▶ **EXCERPTED DATA**
◆ ◆ ◆

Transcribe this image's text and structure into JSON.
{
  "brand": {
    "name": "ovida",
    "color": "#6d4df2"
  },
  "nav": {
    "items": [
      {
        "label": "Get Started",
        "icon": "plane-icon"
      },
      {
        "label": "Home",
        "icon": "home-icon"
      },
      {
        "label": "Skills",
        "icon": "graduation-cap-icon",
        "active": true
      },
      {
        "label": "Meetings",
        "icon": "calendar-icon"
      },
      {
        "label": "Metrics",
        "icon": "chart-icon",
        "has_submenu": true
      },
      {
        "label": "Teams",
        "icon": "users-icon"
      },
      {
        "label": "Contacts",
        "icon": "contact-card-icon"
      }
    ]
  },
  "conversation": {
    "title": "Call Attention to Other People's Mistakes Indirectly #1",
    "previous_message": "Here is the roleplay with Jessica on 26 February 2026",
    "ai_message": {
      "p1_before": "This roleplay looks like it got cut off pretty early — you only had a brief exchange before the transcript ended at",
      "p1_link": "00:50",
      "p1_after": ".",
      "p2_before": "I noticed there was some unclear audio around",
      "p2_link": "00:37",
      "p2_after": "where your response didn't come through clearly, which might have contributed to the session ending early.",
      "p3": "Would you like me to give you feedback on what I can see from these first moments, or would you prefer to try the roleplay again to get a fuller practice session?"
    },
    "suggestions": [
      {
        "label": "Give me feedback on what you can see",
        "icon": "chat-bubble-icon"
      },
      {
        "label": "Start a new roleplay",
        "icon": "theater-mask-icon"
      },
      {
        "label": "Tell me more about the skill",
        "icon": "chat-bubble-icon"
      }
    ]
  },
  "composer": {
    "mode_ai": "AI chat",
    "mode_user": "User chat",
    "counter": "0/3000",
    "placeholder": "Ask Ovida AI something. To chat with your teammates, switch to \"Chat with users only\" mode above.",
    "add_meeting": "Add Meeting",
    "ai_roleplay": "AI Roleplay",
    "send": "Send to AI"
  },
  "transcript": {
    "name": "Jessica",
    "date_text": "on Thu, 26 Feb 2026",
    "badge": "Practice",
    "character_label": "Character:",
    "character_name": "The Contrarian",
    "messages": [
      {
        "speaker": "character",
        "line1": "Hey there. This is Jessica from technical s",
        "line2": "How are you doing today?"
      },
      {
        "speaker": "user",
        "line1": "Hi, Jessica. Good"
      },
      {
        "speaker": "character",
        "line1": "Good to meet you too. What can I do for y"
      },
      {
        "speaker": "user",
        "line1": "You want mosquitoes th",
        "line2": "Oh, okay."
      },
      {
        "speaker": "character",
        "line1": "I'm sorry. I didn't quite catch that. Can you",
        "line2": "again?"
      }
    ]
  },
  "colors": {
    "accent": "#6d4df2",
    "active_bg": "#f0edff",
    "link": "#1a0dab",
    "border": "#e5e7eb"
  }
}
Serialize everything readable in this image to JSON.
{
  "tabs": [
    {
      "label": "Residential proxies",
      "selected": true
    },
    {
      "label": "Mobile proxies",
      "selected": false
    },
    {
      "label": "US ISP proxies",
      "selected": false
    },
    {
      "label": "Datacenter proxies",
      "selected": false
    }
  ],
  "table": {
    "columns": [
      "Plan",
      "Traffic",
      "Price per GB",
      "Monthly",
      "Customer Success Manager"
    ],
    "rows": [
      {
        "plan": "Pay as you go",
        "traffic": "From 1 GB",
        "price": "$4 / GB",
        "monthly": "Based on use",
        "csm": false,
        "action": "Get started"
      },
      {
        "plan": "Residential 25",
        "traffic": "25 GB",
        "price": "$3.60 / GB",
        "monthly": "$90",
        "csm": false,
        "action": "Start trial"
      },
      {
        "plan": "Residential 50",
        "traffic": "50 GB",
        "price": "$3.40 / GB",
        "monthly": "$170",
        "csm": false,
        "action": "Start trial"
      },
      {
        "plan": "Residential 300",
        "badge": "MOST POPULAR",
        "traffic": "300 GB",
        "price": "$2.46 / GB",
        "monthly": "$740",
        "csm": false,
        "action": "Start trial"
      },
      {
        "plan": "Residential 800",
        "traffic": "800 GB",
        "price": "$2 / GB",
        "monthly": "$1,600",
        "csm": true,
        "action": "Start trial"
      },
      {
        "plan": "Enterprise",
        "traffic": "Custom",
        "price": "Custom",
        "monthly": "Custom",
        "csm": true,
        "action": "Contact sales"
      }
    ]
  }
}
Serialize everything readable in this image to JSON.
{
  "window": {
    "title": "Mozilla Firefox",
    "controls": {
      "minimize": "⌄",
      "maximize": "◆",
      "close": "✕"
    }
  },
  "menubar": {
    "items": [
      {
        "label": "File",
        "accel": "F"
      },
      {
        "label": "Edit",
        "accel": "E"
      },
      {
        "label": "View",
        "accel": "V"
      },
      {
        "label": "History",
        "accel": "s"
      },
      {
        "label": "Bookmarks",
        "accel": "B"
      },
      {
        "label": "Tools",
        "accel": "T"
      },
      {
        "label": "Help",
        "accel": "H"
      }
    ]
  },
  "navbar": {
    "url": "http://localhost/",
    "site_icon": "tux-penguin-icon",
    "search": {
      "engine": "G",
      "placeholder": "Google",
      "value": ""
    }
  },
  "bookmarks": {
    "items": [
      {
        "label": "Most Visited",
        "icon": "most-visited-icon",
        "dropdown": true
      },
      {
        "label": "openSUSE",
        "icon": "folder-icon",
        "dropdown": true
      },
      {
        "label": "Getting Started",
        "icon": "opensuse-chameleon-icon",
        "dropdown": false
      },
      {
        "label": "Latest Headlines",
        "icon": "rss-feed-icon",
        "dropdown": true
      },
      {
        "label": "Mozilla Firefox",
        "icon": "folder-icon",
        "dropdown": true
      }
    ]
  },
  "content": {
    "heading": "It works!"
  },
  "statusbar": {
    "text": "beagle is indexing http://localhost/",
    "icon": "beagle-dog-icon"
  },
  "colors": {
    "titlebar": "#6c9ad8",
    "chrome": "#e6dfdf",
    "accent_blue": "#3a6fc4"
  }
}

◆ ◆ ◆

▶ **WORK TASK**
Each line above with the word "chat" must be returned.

▶ **ANSWER**
        "icon": "chat-bubble-icon"
        "icon": "chat-bubble-icon"
    "mode_ai": "AI chat",
    "mode_user": "User chat",
    "placeholder": "Ask Ovida AI something. To chat with your teammates, switch to \"Chat with users only\" mode above.",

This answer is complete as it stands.